BEGIN

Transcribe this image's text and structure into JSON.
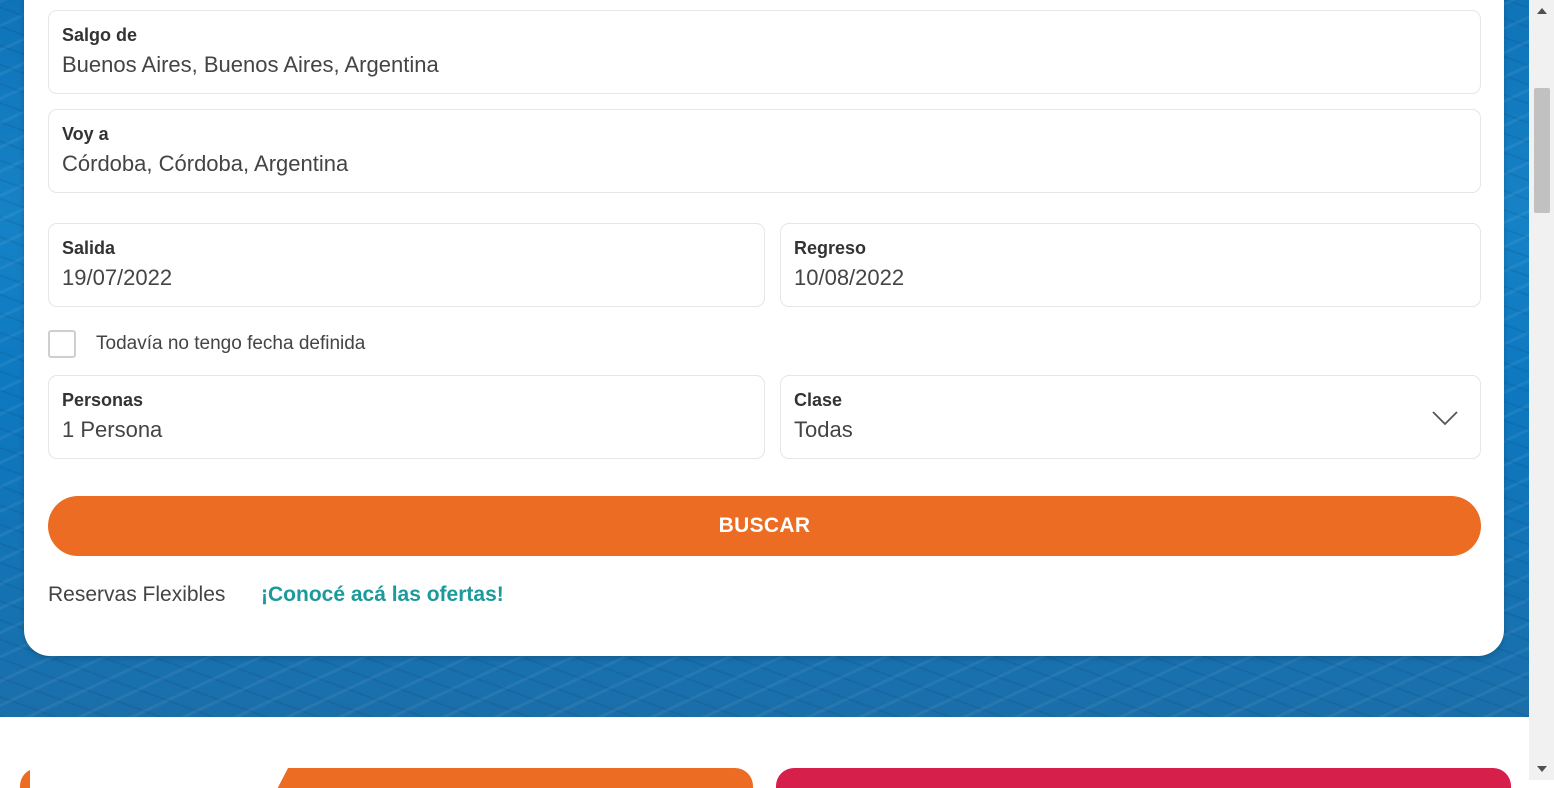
{
  "form": {
    "origin": {
      "label": "Salgo de",
      "value": "Buenos Aires, Buenos Aires, Argentina"
    },
    "destination": {
      "label": "Voy a",
      "value": "Córdoba, Córdoba, Argentina"
    },
    "departure": {
      "label": "Salida",
      "value": "19/07/2022"
    },
    "return": {
      "label": "Regreso",
      "value": "10/08/2022"
    },
    "no_date_checkbox": {
      "label": "Todavía no tengo fecha definida",
      "checked": false
    },
    "passengers": {
      "label": "Personas",
      "value": "1 Persona"
    },
    "cabin_class": {
      "label": "Clase",
      "value": "Todas",
      "icon": "chevron-down-icon"
    },
    "search_button": "BUSCAR",
    "flexible_text": "Reservas Flexibles",
    "offers_link": "¡Conocé acá las ofertas!"
  },
  "colors": {
    "accent": "#ec6c23",
    "link": "#1c9a9b",
    "promo_right": "#d61f4b",
    "sea": "#1682c6"
  }
}
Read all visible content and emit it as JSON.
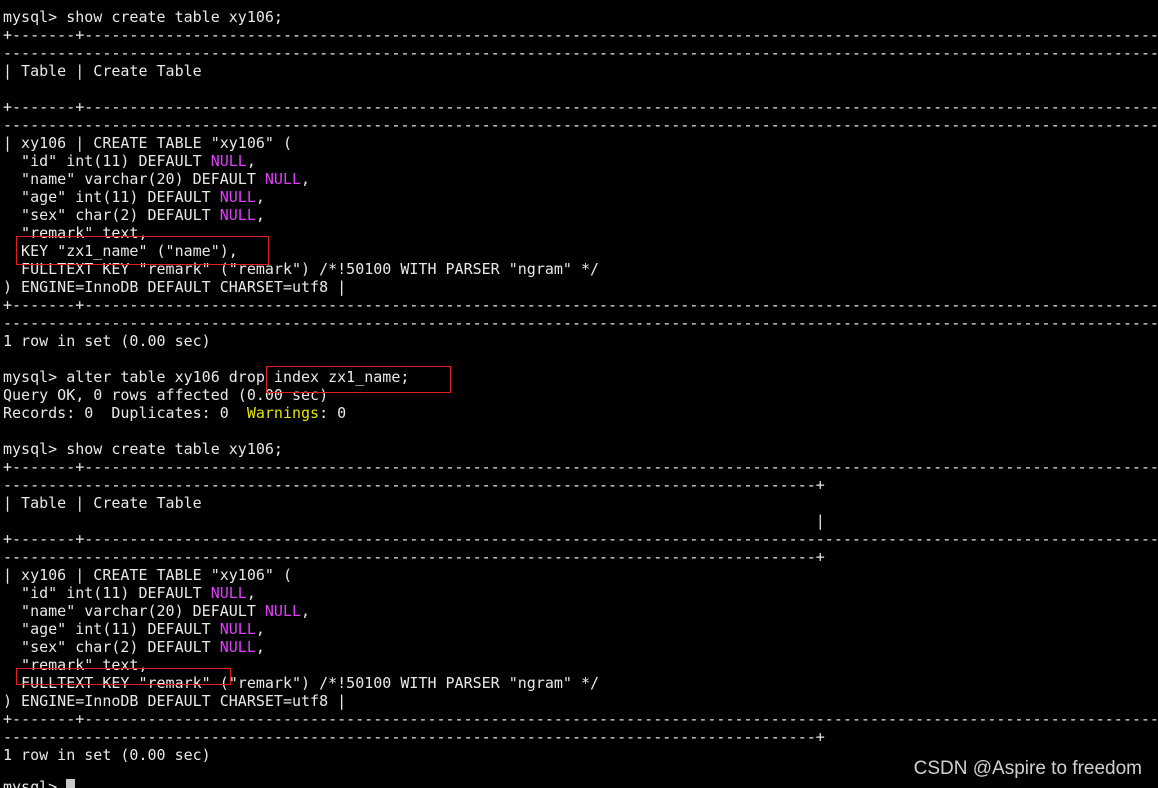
{
  "terminal": {
    "title": "",
    "colors": {
      "background": "#000000",
      "foreground": "#e8e8e8",
      "null_keyword": "#e040fb",
      "warnings_keyword": "#e6e600",
      "highlight_box": "#e02020"
    },
    "block1": {
      "prompt": "mysql> show create table xy106;",
      "sep_a": "+-------+----------------------------------------------------------------------------------------------------------------------------------------------",
      "sep_b": "----------------------------------------------------------------------------------------------------------------------------------------------",
      "header": "| Table | Create Table",
      "sep_c": "+-------+----------------------------------------------------------------------------------------------------------------------------------------------",
      "sep_d": "----------------------------------------------------------------------------------------------------------------------------------------------",
      "row_first": "| xy106 | CREATE TABLE \"xy106\" (",
      "col_id": "  \"id\" int(11) DEFAULT ",
      "col_name": "  \"name\" varchar(20) DEFAULT ",
      "col_age": "  \"age\" int(11) DEFAULT ",
      "col_sex": "  \"sex\" char(2) DEFAULT ",
      "col_remark": "  \"remark\" text,",
      "key_line": "  KEY \"zx1_name\" (\"name\"),",
      "fulltext": "  FULLTEXT KEY \"remark\" (\"remark\") /*!50100 WITH PARSER \"ngram\" */",
      "engine": ") ENGINE=InnoDB DEFAULT CHARSET=utf8 |",
      "sep_e": "+-------+----------------------------------------------------------------------------------------------------------------------------------------------",
      "sep_f": "----------------------------------------------------------------------------------------------------------------------------------------------",
      "rowcount": "1 row in set (0.00 sec)"
    },
    "null_word": "NULL",
    "null_suffix": ",",
    "alter": {
      "prompt": "mysql> alter table xy106 drop index zx1_name;",
      "ok": "Query OK, 0 rows affected (0.00 sec)",
      "records_prefix": "Records: 0  Duplicates: 0  ",
      "warnings_label": "Warnings",
      "records_suffix": ": 0"
    },
    "block2": {
      "prompt": "mysql> show create table xy106;",
      "sep_a": "+-------+----------------------------------------------------------------------------------------------------------------------------------------------",
      "sep_b": "------------------------------------------------------------------------------------------+",
      "header": "| Table | Create Table",
      "header_end": "                                                                                          |",
      "sep_c": "+-------+----------------------------------------------------------------------------------------------------------------------------------------------",
      "sep_d": "------------------------------------------------------------------------------------------+",
      "row_first": "| xy106 | CREATE TABLE \"xy106\" (",
      "col_id": "  \"id\" int(11) DEFAULT ",
      "col_name": "  \"name\" varchar(20) DEFAULT ",
      "col_age": "  \"age\" int(11) DEFAULT ",
      "col_sex": "  \"sex\" char(2) DEFAULT ",
      "col_remark": "  \"remark\" text,",
      "fulltext": "  FULLTEXT KEY \"remark\" (\"remark\") /*!50100 WITH PARSER \"ngram\" */",
      "engine": ") ENGINE=InnoDB DEFAULT CHARSET=utf8 |",
      "sep_e": "+-------+----------------------------------------------------------------------------------------------------------------------------------------------",
      "sep_f": "------------------------------------------------------------------------------------------+",
      "rowcount": "1 row in set (0.00 sec)"
    },
    "last_prompt": "mysql> "
  },
  "watermark": "CSDN @Aspire to freedom"
}
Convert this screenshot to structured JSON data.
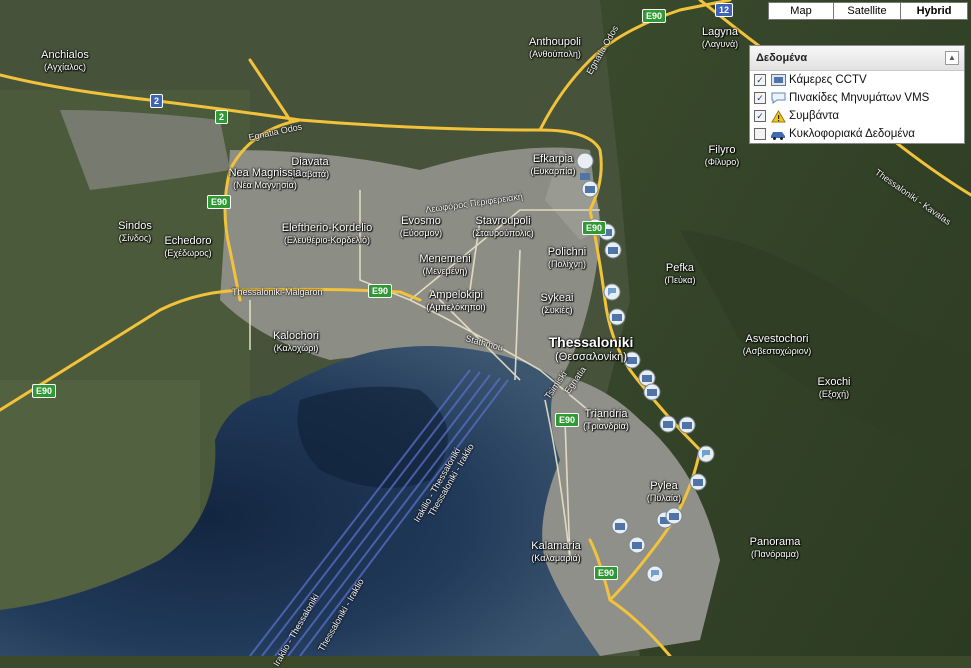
{
  "map_type_buttons": [
    {
      "label": "Map",
      "selected": false
    },
    {
      "label": "Satellite",
      "selected": false
    },
    {
      "label": "Hybrid",
      "selected": true
    }
  ],
  "layers_panel": {
    "title": "Δεδομένα",
    "items": [
      {
        "label": "Κάμερες CCTV",
        "checked": true,
        "icon": "camera-icon"
      },
      {
        "label": "Πινακίδες Μηνυμάτων VMS",
        "checked": true,
        "icon": "message-sign-icon"
      },
      {
        "label": "Συμβάντα",
        "checked": true,
        "icon": "warning-icon"
      },
      {
        "label": "Κυκλοφοριακά Δεδομένα",
        "checked": false,
        "icon": "car-icon"
      }
    ]
  },
  "places": [
    {
      "id": "anchialos",
      "name": "Anchialos",
      "greek": "(Αγχίαλος)"
    },
    {
      "id": "anthoupoli",
      "name": "Anthoupoli",
      "greek": "(Ανθούπολη)"
    },
    {
      "id": "lagyna",
      "name": "Lagyna",
      "greek": "(Λαγυνά)"
    },
    {
      "id": "diavata",
      "name": "Diavata",
      "greek": "(Διαβατά)"
    },
    {
      "id": "nea-magnissia",
      "name": "Nea Magnissia",
      "greek": "(Νέα Μαγνησία)"
    },
    {
      "id": "efkarpia",
      "name": "Efkarpia",
      "greek": "(Ευκαρπία)"
    },
    {
      "id": "filyro",
      "name": "Filyro",
      "greek": "(Φίλυρο)"
    },
    {
      "id": "sindos",
      "name": "Sindos",
      "greek": "(Σίνδος)"
    },
    {
      "id": "echedoro",
      "name": "Echedoro",
      "greek": "(Εχέδωρος)"
    },
    {
      "id": "eleftherio",
      "name": "Eleftherio-Kordelio",
      "greek": "(Ελευθέριο-Κορδελιό)"
    },
    {
      "id": "evosmo",
      "name": "Evosmo",
      "greek": "(Εύοσμον)"
    },
    {
      "id": "stavroupoli",
      "name": "Stavroupoli",
      "greek": "(Σταυρούπολις)"
    },
    {
      "id": "polichni",
      "name": "Polichni",
      "greek": "(Πολίχνη)"
    },
    {
      "id": "menemeni",
      "name": "Menemeni",
      "greek": "(Μενεμένη)"
    },
    {
      "id": "pefka",
      "name": "Pefka",
      "greek": "(Πεύκα)"
    },
    {
      "id": "ampelokipi",
      "name": "Ampelokipi",
      "greek": "(Αμπελόκηποι)"
    },
    {
      "id": "sykeai",
      "name": "Sykeai",
      "greek": "(Συκιές)"
    },
    {
      "id": "kalochori",
      "name": "Kalochori",
      "greek": "(Καλοχώρι)"
    },
    {
      "id": "thessaloniki",
      "name": "Thessaloniki",
      "greek": "(Θεσσαλονίκη)"
    },
    {
      "id": "asvestochori",
      "name": "Asvestochori",
      "greek": "(Ασβεστοχώριον)"
    },
    {
      "id": "exochi",
      "name": "Exochi",
      "greek": "(Εξοχή)"
    },
    {
      "id": "triandria",
      "name": "Triandria",
      "greek": "(Τριανδρία)"
    },
    {
      "id": "pylea",
      "name": "Pylea",
      "greek": "(Πυλαία)"
    },
    {
      "id": "panorama",
      "name": "Panorama",
      "greek": "(Πανόραμα)"
    },
    {
      "id": "kalamaria",
      "name": "Kalamaria",
      "greek": "(Καλαμαριά)"
    }
  ],
  "road_labels": [
    {
      "id": "egnatia-odos-west",
      "text": "Egnatia Odos"
    },
    {
      "id": "egnatia-odos-north",
      "text": "Egnatia Odos"
    },
    {
      "id": "thessaloniki-malgaron",
      "text": "Thessaloniki-Malgaron"
    },
    {
      "id": "leoforos",
      "text": "Λεωφόρος Περιφερειακή"
    },
    {
      "id": "stathmou",
      "text": "Stathmou"
    },
    {
      "id": "egnatia-city",
      "text": "Egnatia"
    },
    {
      "id": "tsimiski",
      "text": "Tsimiski"
    },
    {
      "id": "thessaloniki-kavalas",
      "text": "Thessaloniki - Kavalas"
    },
    {
      "id": "iraklio-thessaloniki",
      "text": "Irakilio - Thessaloniki"
    },
    {
      "id": "thessaloniki-iraklio",
      "text": "Thessaloniki - Iraklio"
    },
    {
      "id": "iraklio-thess-2",
      "text": "Iraklio - Thessaloniki"
    },
    {
      "id": "thess-iraklio-2",
      "text": "Thessaloniki - Iraklio"
    }
  ],
  "shields": [
    {
      "id": "e90-top",
      "text": "E90",
      "color": "green"
    },
    {
      "id": "route-12",
      "text": "12",
      "color": "blue"
    },
    {
      "id": "route-2-a",
      "text": "2",
      "color": "blue"
    },
    {
      "id": "route-2-b",
      "text": "2",
      "color": "green"
    },
    {
      "id": "e90-west",
      "text": "E90",
      "color": "green"
    },
    {
      "id": "e90-mid",
      "text": "E90",
      "color": "green"
    },
    {
      "id": "e90-farwest",
      "text": "E90",
      "color": "green"
    },
    {
      "id": "e90-east",
      "text": "E90",
      "color": "green"
    },
    {
      "id": "e90-triandria",
      "text": "E90",
      "color": "green"
    },
    {
      "id": "e90-kalamaria",
      "text": "E90",
      "color": "green"
    }
  ],
  "colors": {
    "land_dark": "#34422a",
    "land_urban": "#8d8e86",
    "sea": "#1f3452",
    "highway": "#f2c23b",
    "road": "#e8e3c8",
    "camera_marker": "#4f74a8",
    "vms_marker": "#e6eef6"
  }
}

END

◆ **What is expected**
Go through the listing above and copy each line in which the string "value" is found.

◆ **Solution for this problem**
      "value": "Buenos Aires, Buenos Aires, Argentina"
      "value": "Córdoba, Córdoba, Argentina"
      "value": "19/07/2022"
      "value": "10/08/2022"
      "value": "1 Persona"
      "value": "Todas",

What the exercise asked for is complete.